I just finished Leslie Jamison’s collection of confessional essays, The Empathy Exams. It took me a while to get through the dense, informed, and emotionally exhausting essays but once I did I was glad i took the time to go through them slowly. I have a few clear favourites, and some I skipped because they didn’t grab me, but on the whole I thought The Empathy Exams was a well written and thoughtful collection that every girl and woman should read. One of the things I loved most about Jamison’s writing is its present tense narration. That definitely grabs you – it’s something that many a creative writing professor has discouraged my M.A. peers and I from using, but I found it brought the reader very close to the moments Jamison was recounting. It is this closeness she both evokes and writes about. In her final essay, undoubtedly the strongest and most meaningful, she discusses feminine pain at great length, but never once (in my recollection) talks about catharsis. I see catharsis as a mirror of empathy, a selfish …

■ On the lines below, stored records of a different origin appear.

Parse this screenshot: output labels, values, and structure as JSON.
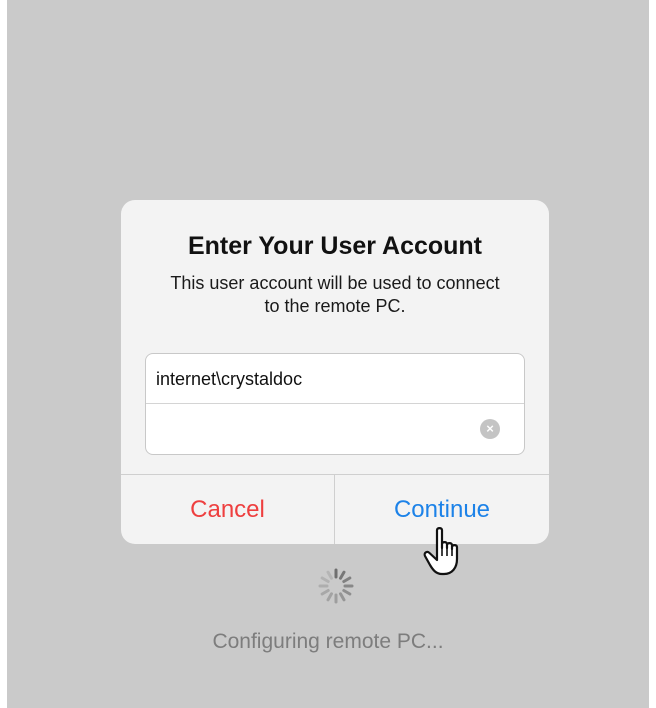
{
  "dialog": {
    "title": "Enter Your User Account",
    "message": "This user account will be used to connect to the remote PC.",
    "username_value": "internet\\crystaldoc",
    "password_value": "",
    "clear_icon": "×",
    "cancel_label": "Cancel",
    "continue_label": "Continue"
  },
  "status": {
    "text": "Configuring remote PC..."
  },
  "colors": {
    "background": "#cacaca",
    "dialog": "#f3f3f3",
    "cancel": "#ee3f3f",
    "continue": "#1c82e8",
    "status_text": "#7d7d7d"
  }
}
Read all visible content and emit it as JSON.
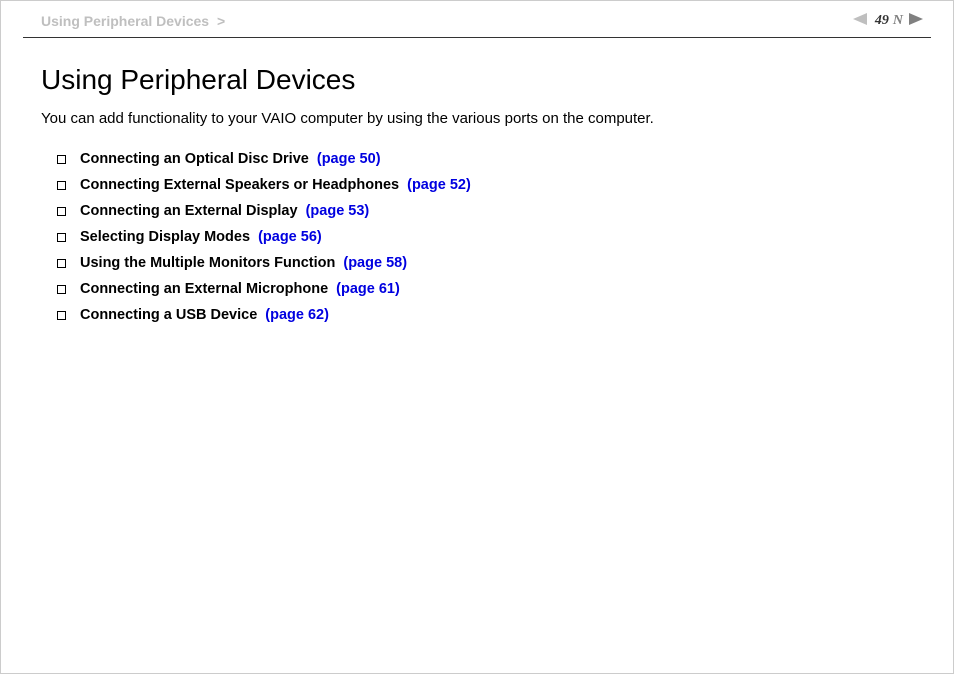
{
  "header": {
    "breadcrumb": "Using Peripheral Devices",
    "sep": ">",
    "page": "49",
    "n": "N"
  },
  "main": {
    "title": "Using Peripheral Devices",
    "intro": "You can add functionality to your VAIO computer by using the various ports on the computer."
  },
  "toc": [
    {
      "label": "Connecting an Optical Disc Drive",
      "page": "(page 50)"
    },
    {
      "label": "Connecting External Speakers or Headphones",
      "page": "(page 52)"
    },
    {
      "label": "Connecting an External Display",
      "page": "(page 53)"
    },
    {
      "label": "Selecting Display Modes",
      "page": "(page 56)"
    },
    {
      "label": "Using the Multiple Monitors Function",
      "page": "(page 58)"
    },
    {
      "label": "Connecting an External Microphone",
      "page": "(page 61)"
    },
    {
      "label": "Connecting a USB Device",
      "page": "(page 62)"
    }
  ]
}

Girl Crush: Emma Morley – Black Heart Magazine

While meandering through Spitalfields market one afternoon, I saw a copy of David Nicholls’One Day sat on a table full of £3 novels. Its cover caught my eye, but instead I purchased a copy of Dorian Grey. All the way home my boyfriend insisted I read One Day, and reminded me that he had in fact leant me the book several weeks ago. A week later I cracked open the cover; in two days I had devoured the whole thing. And I had fallen in love with Emma Morley. Read more… Originally published at Black Heart Magazine  

A Fine Beginning: Falling in Love with Samuel Benett from Adventures in the Skin Trade

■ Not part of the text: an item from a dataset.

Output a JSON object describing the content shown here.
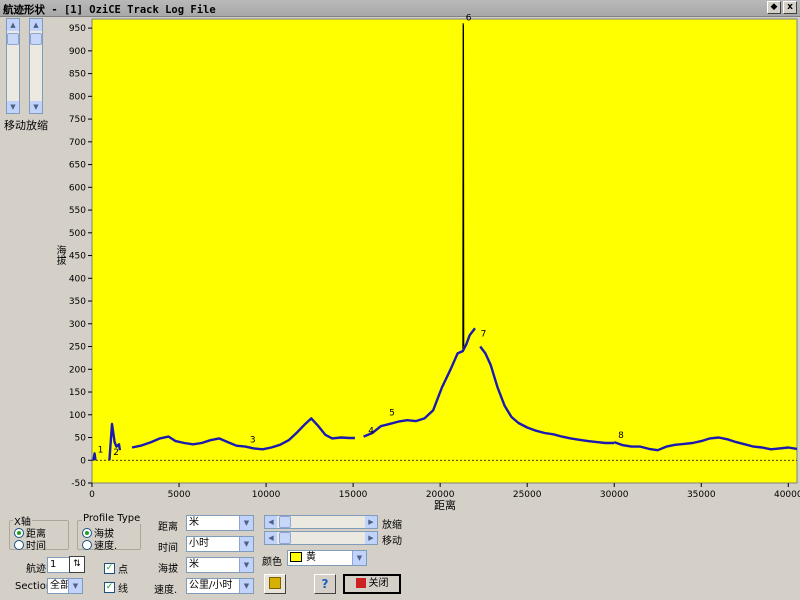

There is something undeniably enticing about the narrator (“call him Samuel Bennet”) of Dylan Thomas’ unfinished novel Adventures in the Skin Trade. Published as part of a collection in 1953, the eponymous piece of prose details Bennet’s migration from his home in Wales (Thomas’ own home) to London. What the young Samuel Bennet encounters, however, is far from his expectations. It is the shattering of this dream, and Bennet’s own strangely artistic nihilism, that makes him so enthralling. Read more…

Bernard from Still Life With Woodpecker Made Love Stay

The brilliance of Tom Robbins’ sensuality lies in his innate ability to make you fall in love with everyone. In Still Life With Woodpecker, there is no clear cut villain, nor hero, despite the fact that, at the outset, Bernard is preparing to blow shit up like the true anarchist he is. Yet Bernard slowly unravels throughout the novel to be quite more than just a self-proclaimed outlaw. He is, in fact, a romantic. It is the deep romanticism – and idealism – that lives in each character that makes you fall deeply in love with them. As a twenty-something heterosexual female, however, Bernard stands above the rest in making my heart go pitter-patter. Read more…

Childhood Love Never Dies: Milo of The Phantom Tollbooth

The introduction to my brooding young crush is as follows: “There once was a boy named Milo who didn’t know what to do with himself. Not just sometimes, but always.” From two sentences, my 11-year-old self (jaded and indifferent beyond my years) was in love. Thirteen years later, my childhood heart is still captive to the formerly-apathetic star of Norton Juster’s The Phantom Tollbooth. Now, I know what you’re thinking: isn’t that kind of creepy? Yes. And no. Milo, probably a preteen himself, is the perfect blend of melancholy and brooding that any girl would fall for. He starts off the novel with the kind of detachment from the world that makes girls give long sighs and stare dreamily at the back of his head during World History class. He is, perhaps, the only child who looks at a surprise gift and declares “[m]ost probably I won’t like it anyway”.  Spoiler alert: He ends up liking it. The surprise package, whose messenger remains unknown even by the end of the novel, is for all intents and …